Many people agonize endlessly over dreaming up the perfect company name. Don't. If you're waiting until you come up with the perfect name, you're also waiting to start making money.
Instead, at least for now, forget branding and unique selling propositions and all the business-identity stuff. And don't worry about finding the perfect URL or website design or promotional literature. You're putting those carts way before your business horse, too.
Just pick a name so you can get the administrative ball rolling.
Remember, your business can operate under a different name than your company name. (A "doing business as" form takes minutes to complete.) And you can change your company name later, if you like.
2. Get your Employer Identification number (EIN).
An EIN is the federal tax number used to identify your business. You don't need an EIN unless you will have employees or plan to form a partnership, LLC, or corporation.

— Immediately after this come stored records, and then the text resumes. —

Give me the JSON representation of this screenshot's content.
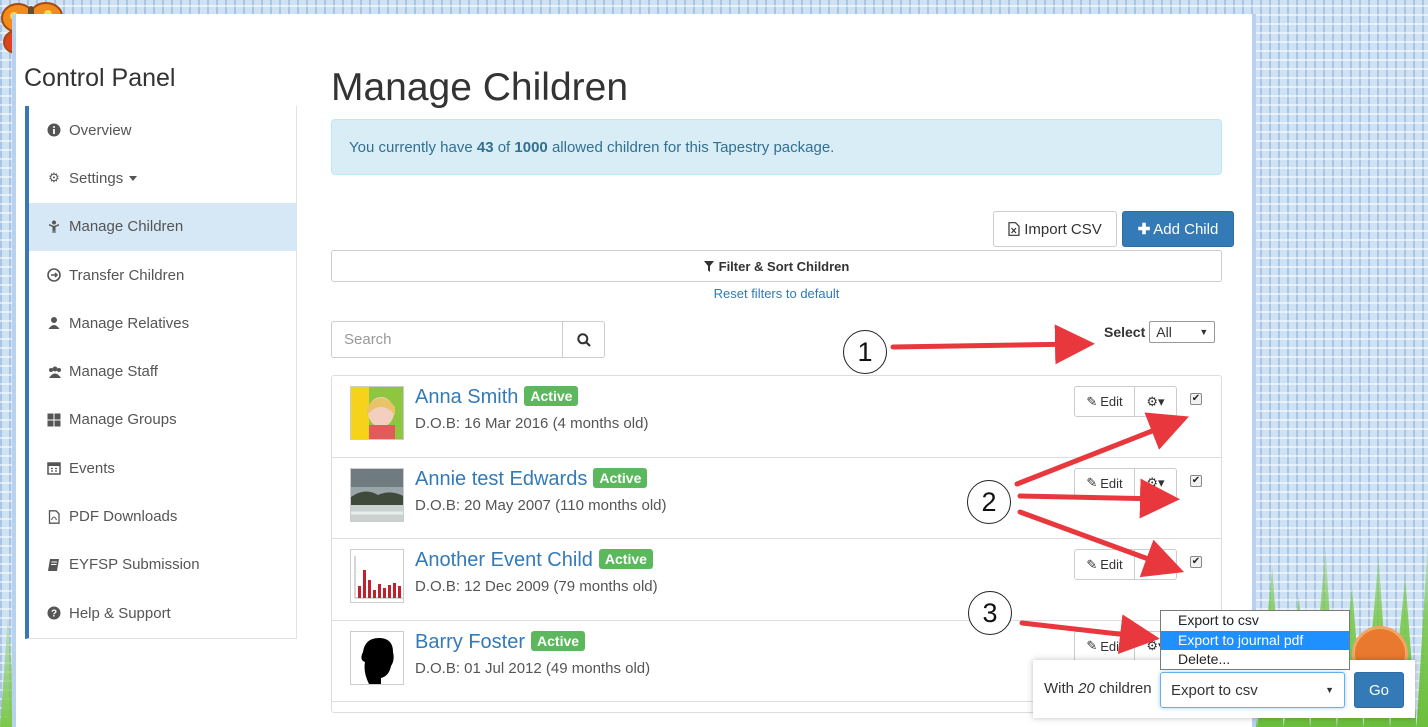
{
  "sidebar": {
    "title": "Control Panel",
    "items": [
      {
        "label": "Overview",
        "icon": "info-circle-icon"
      },
      {
        "label": "Settings",
        "icon": "cog-icon"
      },
      {
        "label": "Manage Children",
        "icon": "child-icon"
      },
      {
        "label": "Transfer Children",
        "icon": "transfer-icon"
      },
      {
        "label": "Manage Relatives",
        "icon": "user-icon"
      },
      {
        "label": "Manage Staff",
        "icon": "users-icon"
      },
      {
        "label": "Manage Groups",
        "icon": "grid-icon"
      },
      {
        "label": "Events",
        "icon": "calendar-icon"
      },
      {
        "label": "PDF Downloads",
        "icon": "pdf-file-icon"
      },
      {
        "label": "EYFSP Submission",
        "icon": "book-icon"
      },
      {
        "label": "Help & Support",
        "icon": "question-circle-icon"
      }
    ]
  },
  "main": {
    "title": "Manage Children",
    "alert": {
      "prefix": "You currently have ",
      "count": "43",
      "middle": " of ",
      "max": "1000",
      "suffix": " allowed children for this Tapestry package."
    },
    "import_label": "Import CSV",
    "add_label": "Add Child",
    "filter_label": "Filter & Sort Children",
    "reset_label": "Reset filters to default",
    "search_placeholder": "Search",
    "select_label": "Select",
    "select_value": "All",
    "children": [
      {
        "name": "Anna Smith",
        "status": "Active",
        "dob": "D.O.B: 16 Mar 2016 (4 months old)",
        "edit": "Edit"
      },
      {
        "name": "Annie test Edwards",
        "status": "Active",
        "dob": "D.O.B: 20 May 2007 (110 months old)",
        "edit": "Edit"
      },
      {
        "name": "Another Event Child",
        "status": "Active",
        "dob": "D.O.B: 12 Dec 2009 (79 months old)",
        "edit": "Edit"
      },
      {
        "name": "Barry Foster",
        "status": "Active",
        "dob": "D.O.B: 01 Jul 2012 (49 months old)",
        "edit": "Edit"
      }
    ]
  },
  "bulk": {
    "label_prefix": "With ",
    "count": "20",
    "label_suffix": " children",
    "selected": "Export to csv",
    "go_label": "Go",
    "options": [
      "Export to csv",
      "Export to journal pdf",
      "Delete..."
    ],
    "highlighted_index": 1
  },
  "callouts": [
    "1",
    "2",
    "3"
  ],
  "colors": {
    "primary": "#337ab7",
    "active_badge": "#5cb85c",
    "alert_bg": "#d9edf7",
    "arrow": "#e8383d"
  }
}
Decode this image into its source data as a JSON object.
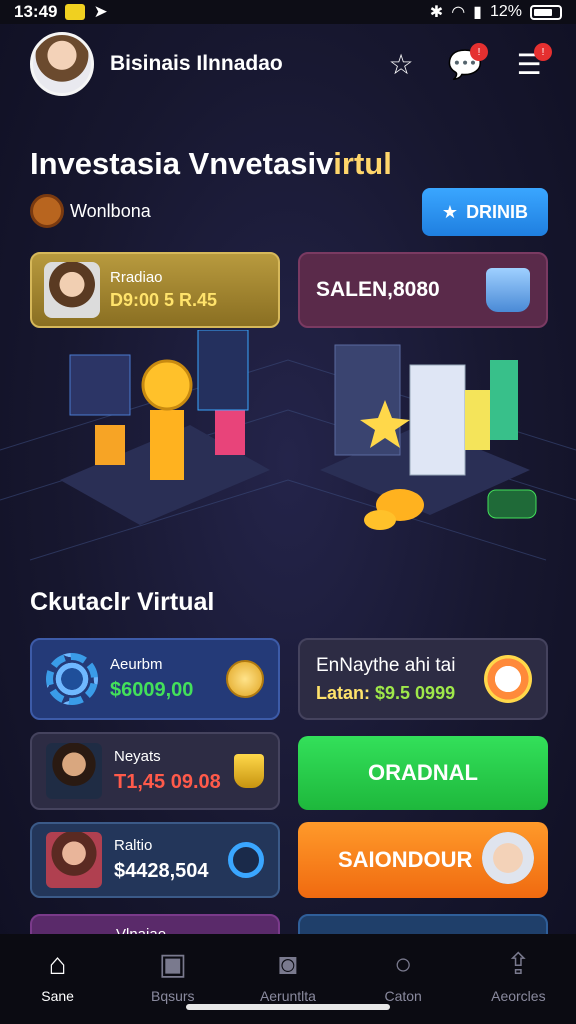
{
  "status": {
    "time": "13:49",
    "battery": "12%"
  },
  "header": {
    "title": "Bisinais Ilnnadao",
    "icons": [
      "star-icon",
      "chat-icon",
      "menu-icon"
    ]
  },
  "hero": {
    "title_main": "Investasia Vnvetasiv",
    "title_accent": "irtul",
    "subtitle": "Wonlbona",
    "button_label": "DRINIB"
  },
  "top_cards": {
    "left": {
      "label": "Rradiao",
      "value": "D9:00 5 R.45"
    },
    "right": {
      "label": "SALEN,8080"
    }
  },
  "section": {
    "title": "Ckutaclr Virtual"
  },
  "tiles": {
    "t1": {
      "label": "Aeurbm",
      "value": "$6009,00"
    },
    "t2": {
      "label": "EnNaythe ahi tai",
      "prefix": "Latan: ",
      "value": "$9.5 0999"
    },
    "t3": {
      "label": "Neyats",
      "value": "T1,45 09.08"
    },
    "t5": {
      "label": "Raltio",
      "value": "$4428,504"
    },
    "t7": {
      "label": "Vlnaiao"
    }
  },
  "buttons": {
    "green": "ORADNAL",
    "orange": "SAIONDOUR"
  },
  "tabs": [
    {
      "label": "Sane",
      "icon": "home-icon",
      "active": true
    },
    {
      "label": "Bqsurs",
      "icon": "bag-icon",
      "active": false
    },
    {
      "label": "Aeruntlta",
      "icon": "camera-icon",
      "active": false
    },
    {
      "label": "Caton",
      "icon": "search-icon",
      "active": false
    },
    {
      "label": "Aeorcles",
      "icon": "share-icon",
      "active": false
    }
  ],
  "colors": {
    "accent_blue": "#3aa6ff",
    "green": "#33e05a",
    "orange": "#f06a10",
    "gold": "#b89a3e"
  }
}
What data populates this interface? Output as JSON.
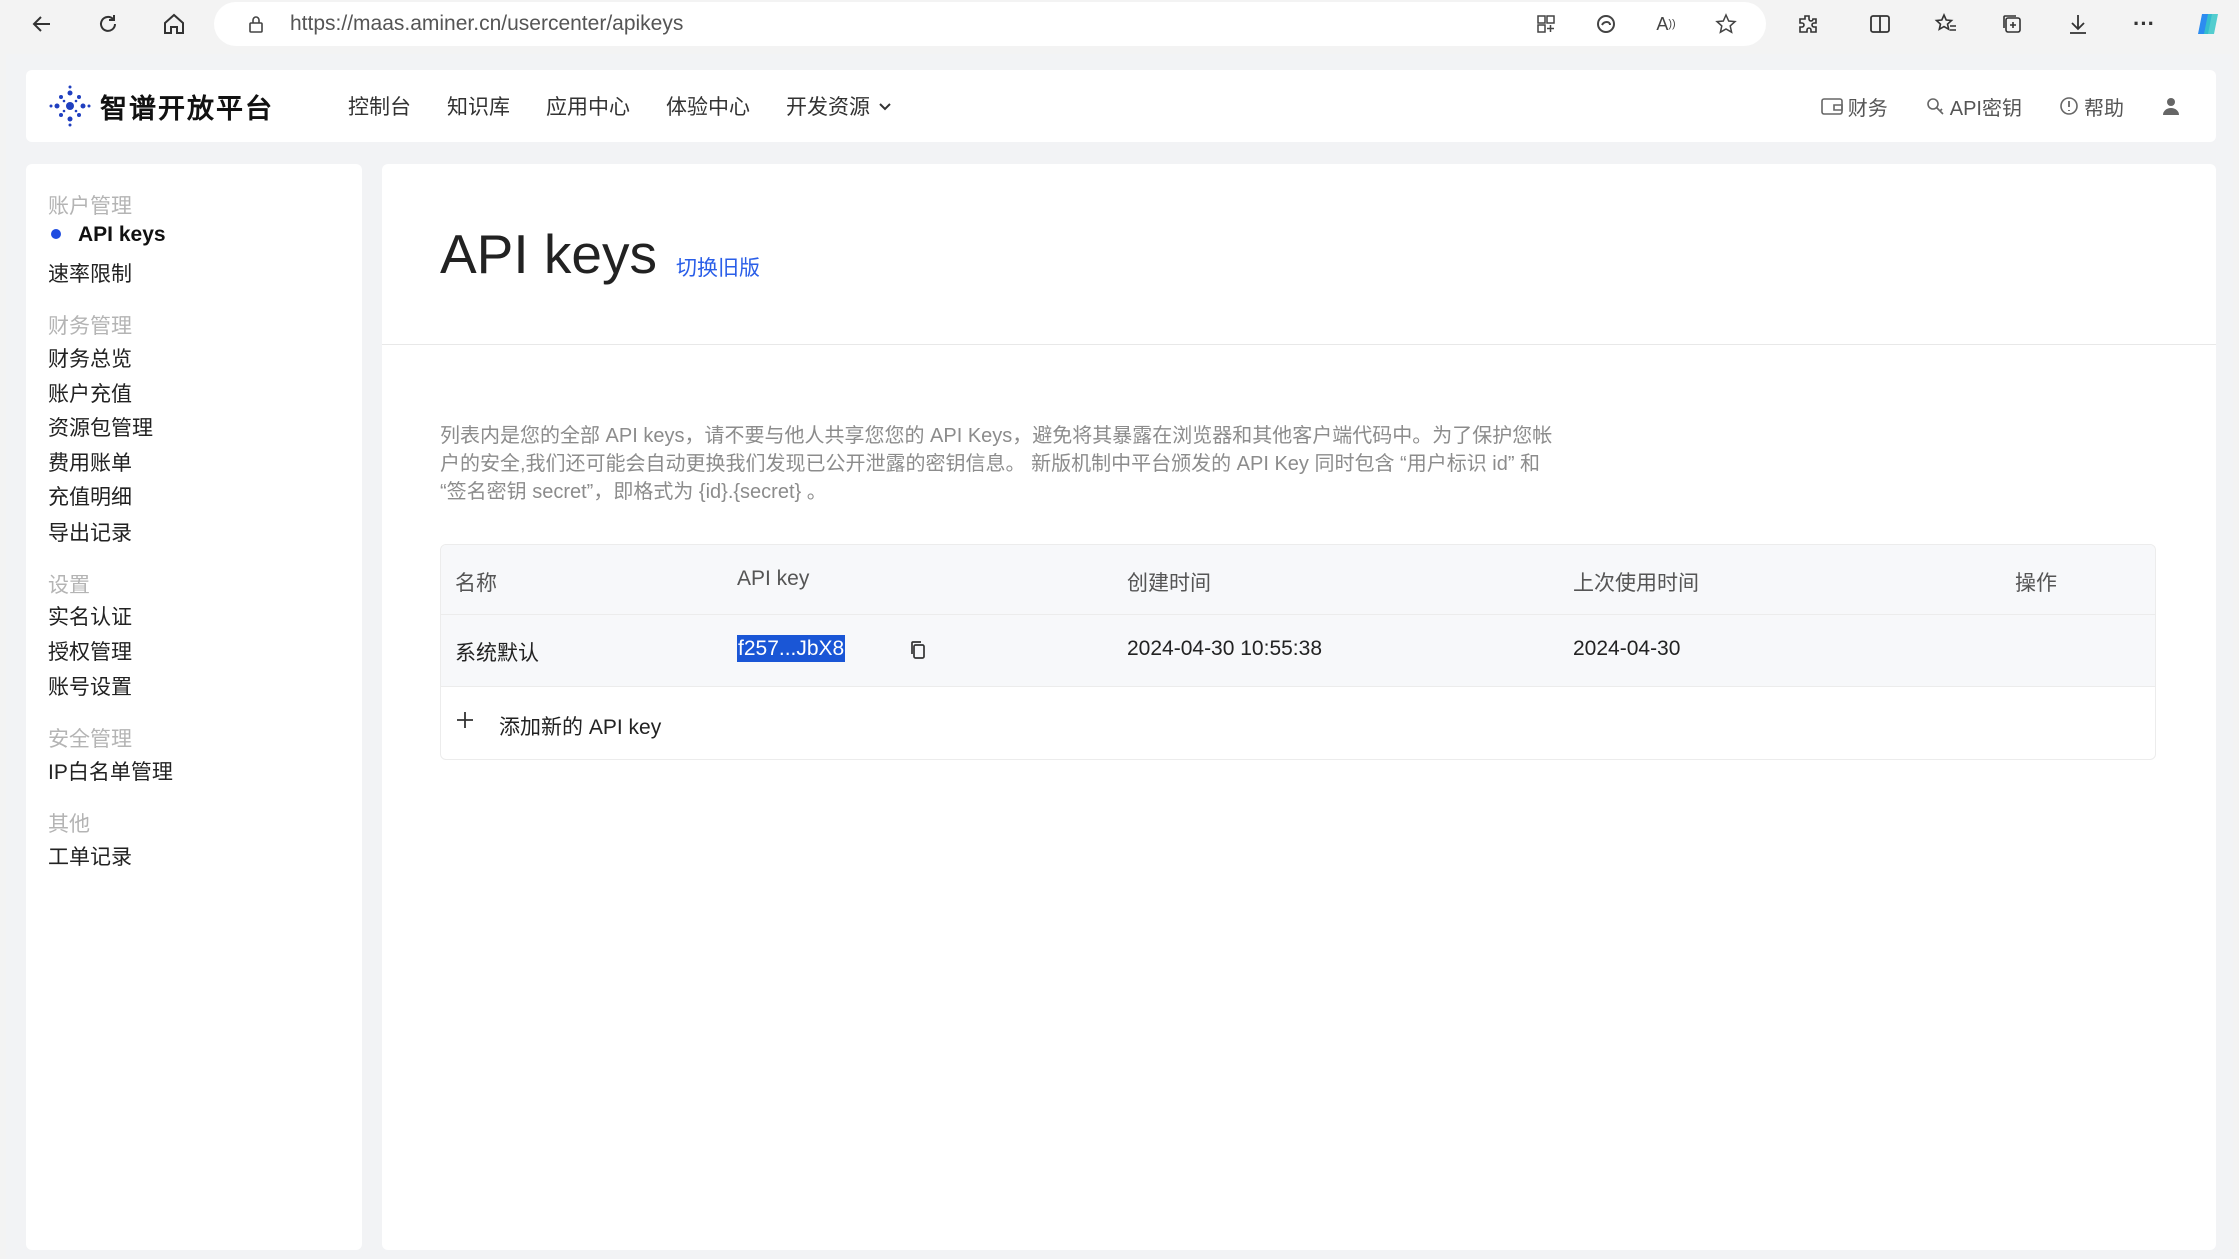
{
  "browser": {
    "url": "https://maas.aminer.cn/usercenter/apikeys"
  },
  "header": {
    "logo_text": "智谱开放平台",
    "nav": [
      "控制台",
      "知识库",
      "应用中心",
      "体验中心",
      "开发资源"
    ],
    "right_nav": {
      "finance": "财务",
      "api_key": "API密钥",
      "help": "帮助"
    }
  },
  "sidebar": {
    "groups": [
      {
        "title": "账户管理",
        "items": [
          "API keys",
          "速率限制"
        ]
      },
      {
        "title": "财务管理",
        "items": [
          "财务总览",
          "账户充值",
          "资源包管理",
          "费用账单",
          "充值明细",
          "导出记录"
        ]
      },
      {
        "title": "设置",
        "items": [
          "实名认证",
          "授权管理",
          "账号设置"
        ]
      },
      {
        "title": "安全管理",
        "items": [
          "IP白名单管理"
        ]
      },
      {
        "title": "其他",
        "items": [
          "工单记录"
        ]
      }
    ],
    "active_item": "API keys"
  },
  "main": {
    "title": "API keys",
    "switch_link": "切换旧版",
    "description": "列表内是您的全部 API keys，请不要与他人共享您您的 API Keys，避免将其暴露在浏览器和其他客户端代码中。为了保护您帐户的安全,我们还可能会自动更换我们发现已公开泄露的密钥信息。 新版机制中平台颁发的 API Key 同时包含 “用户标识 id” 和 “签名密钥 secret”，即格式为 {id}.{secret} 。",
    "table": {
      "headers": [
        "名称",
        "API key",
        "创建时间",
        "上次使用时间",
        "操作"
      ],
      "rows": [
        {
          "name": "系统默认",
          "api_key": "f257...JbX8",
          "created": "2024-04-30 10:55:38",
          "last_used": "2024-04-30"
        }
      ],
      "add_label": "添加新的 API key"
    }
  }
}
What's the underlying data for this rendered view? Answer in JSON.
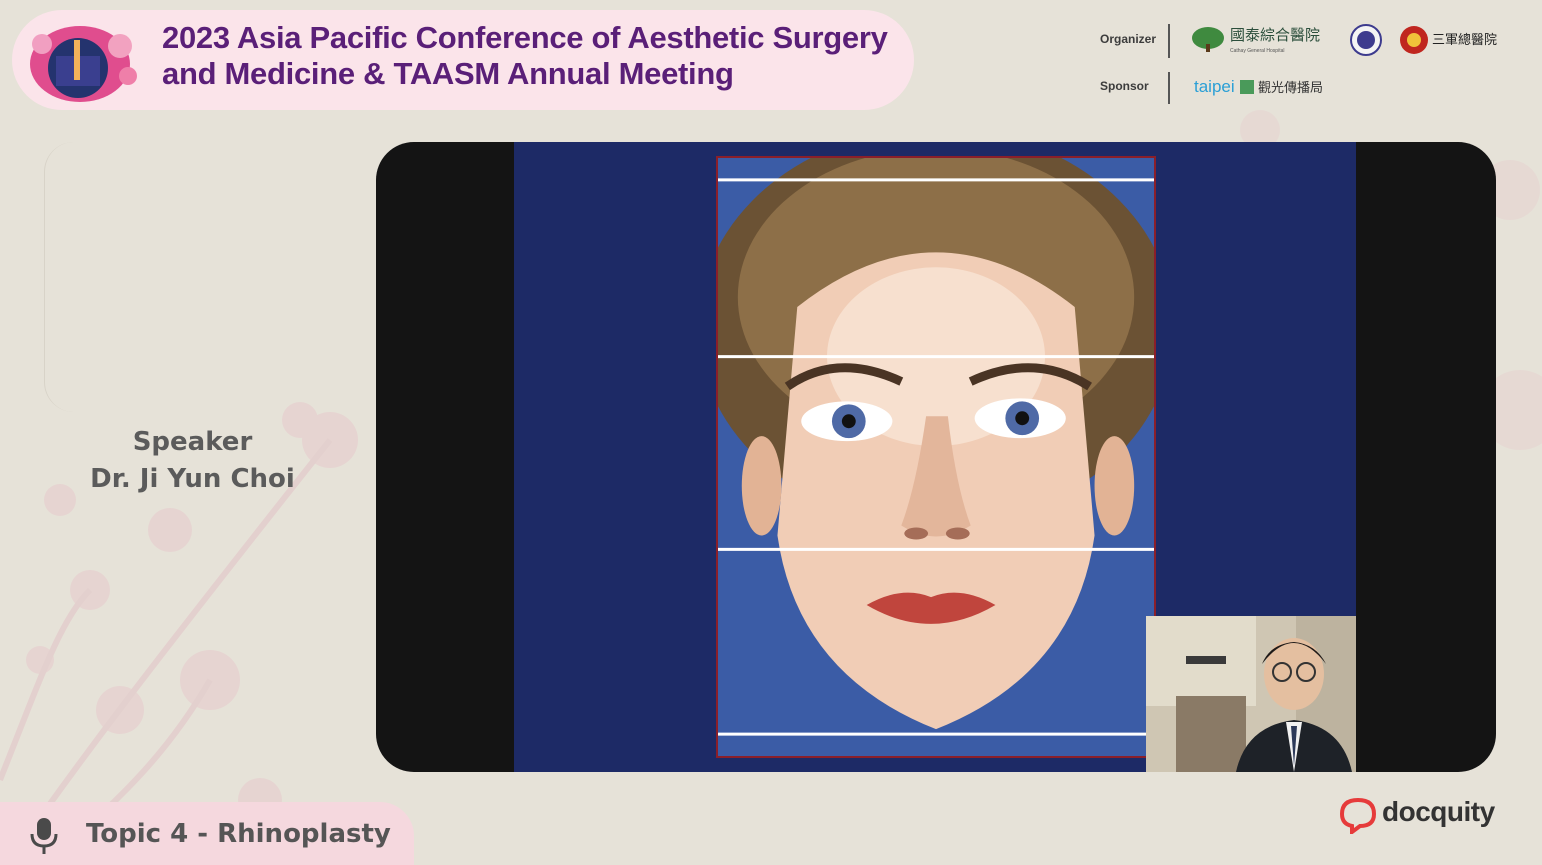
{
  "header": {
    "title_line1": "2023 Asia Pacific Conference of Aesthetic Surgery",
    "title_line2": "and Medicine & TAASM Annual Meeting",
    "organizer_label": "Organizer",
    "sponsor_label": "Sponsor",
    "organizer_hospital": "國泰綜合醫院",
    "organizer_hospital_en": "Cathay General Hospital",
    "organizer_third": "三軍總醫院",
    "sponsor_taipei": "taipei",
    "sponsor_bureau": "觀光傳播局"
  },
  "speaker": {
    "label": "Speaker",
    "name": "Dr. Ji Yun Choi"
  },
  "topic": {
    "text": "Topic 4 - Rhinoplasty"
  },
  "brand": {
    "name": "docquity"
  },
  "colors": {
    "title": "#5a1f78",
    "pill": "#fbe4ea",
    "slide_blue": "#1d2a66",
    "brand_red": "#e63b3b"
  }
}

But even if you don't need an EIN, get one anyway: It's free, takes minutes, and you can keep your Social Security number private and reduce the chance of identity theft, because if you don't have an EIN, your SSN identifies your business for tax purposes.
Note: If you're using an online legal service to set up an LLC or corporation, don't use it to get your EIN. Instead, apply online at the IRS website. You'll have your EIN in minutes.
Now it's time to head to your locality's administrative offices.
3. Register your trade name.
If you won't operate under your own name, your locality may require you to register a trade name. In most cases, you'll get approved on the spot.
4. Get your business license.
Your county or city will require a business license. The form takes minutes to fill out. Use your EIN instead of your Social Security number to identify your business (for privacy reasons if nothing else).
You may be asked to estimate annual gross receipts. Do your best to estimate accurately, but don't agonize over it. You're just providing an estimate.
5. Complete a business personal-property tax form (if necessary).
Businesses are taxed on "personal" property, just like individuals. Where I live, no form is required for the year the business is established.
If you are required to file a business personal-property tax form and you plan to work from home using computers, tools, etc., that you already own, you won't need to list those items.